1 Corinthians: Body of Christ


Scripture verse: “For in fact the body is not one member, but many.”



  1. Students should be able to recite the verse and understand the analogy of the Church to the human body.
  2. Students should begin to see their own gifts and function in the body.

Possible Lesson Plan:

  1. Open with prayer.
  2. Scripture lesson: I Corinthians 12: 12-21. Read it aloud with each student taking a turn. Read also Romans 12:1-13, Matthew 25:14-30. After discussion, recite the verse several times. You could cut the words apart and tape them to the backs of the students; can they line themselves up in order?


  1. Review the background of the book. What were those silly Corinthians doing now that has Paul all riled up? Each one is busy thinking that his ministry is the best and most important, boasting and putting others down!
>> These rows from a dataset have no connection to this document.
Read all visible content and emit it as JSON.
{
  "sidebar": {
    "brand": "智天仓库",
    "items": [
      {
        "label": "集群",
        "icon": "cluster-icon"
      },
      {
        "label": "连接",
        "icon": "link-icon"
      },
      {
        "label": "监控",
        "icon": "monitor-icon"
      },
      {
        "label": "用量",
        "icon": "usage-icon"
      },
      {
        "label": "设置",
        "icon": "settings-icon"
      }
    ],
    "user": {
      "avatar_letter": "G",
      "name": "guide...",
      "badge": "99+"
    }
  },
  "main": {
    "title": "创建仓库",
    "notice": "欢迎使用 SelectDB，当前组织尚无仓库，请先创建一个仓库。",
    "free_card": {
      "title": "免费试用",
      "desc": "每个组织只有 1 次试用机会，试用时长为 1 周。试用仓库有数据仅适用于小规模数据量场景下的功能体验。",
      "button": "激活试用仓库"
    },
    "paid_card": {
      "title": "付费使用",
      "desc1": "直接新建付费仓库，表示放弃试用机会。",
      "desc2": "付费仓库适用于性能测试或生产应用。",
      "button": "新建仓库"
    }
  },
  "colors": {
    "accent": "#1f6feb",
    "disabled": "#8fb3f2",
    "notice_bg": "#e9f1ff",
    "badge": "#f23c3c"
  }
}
  1. Discuss human anatomy (at an appropriate level): What is the function of the various parts of the body? Draw a body on a large piece of paper or chalkboard as you talk, adding each part and discussing its function. Are the parts alone worth much? Are they even pretty to look at? Can a nose by itself do anything at all? You might play 20 questions here: “What body part am I?”


  1. In what way can the Church be called the body of Christ? How does Jesus work in the world today? (through us) Do we all have the same talents? Have each student make a list of his special talents and interests and share them; are they all the same? (e.g. serious, funny, talkative, shy, good at math or music, enjoy reading, sports, crafts, art, etc.) Take the list and tie it with a ribbon, scroll-like, and place them in a basket in the center of the table. How do our special talents and interests become gifts? (when we give them away!) Are we all the same? Would a shy person be the best choice for an evangelist? What talents would make a good choir director? A good child watcher? A good Sunday School teacher? A good treasurer? Are they the same? Can you think of a particular way your own special talents could serve the Lord?  Are some ways of serving the Lord more obvious than others? (e.g. the priest, choir director, etc.) Are they more important than the person who counts the money, or rings the bell, or visits the sick, or folds bulletins? Are you a foot or a nose?


  1. Play “What’s My Ministry?”: 1 student is handed a card with the name of a ministry in the Church on it.  The others ask questions about that student’s interests and gifts; when a student thinks he knows the ministry of the student, he can guess.  If he gets it right, he gets to be the next “contestant”.

Evangelist                   Priest                                       Deacon

Treasurer                     Sunday School Teacher          Visit the sick

Secretary                     Coffee Hour Cook                  Janitor

  1. Close with prayer. Hold up the basket and pray for each student, that he will minister to the Lord with his special talents.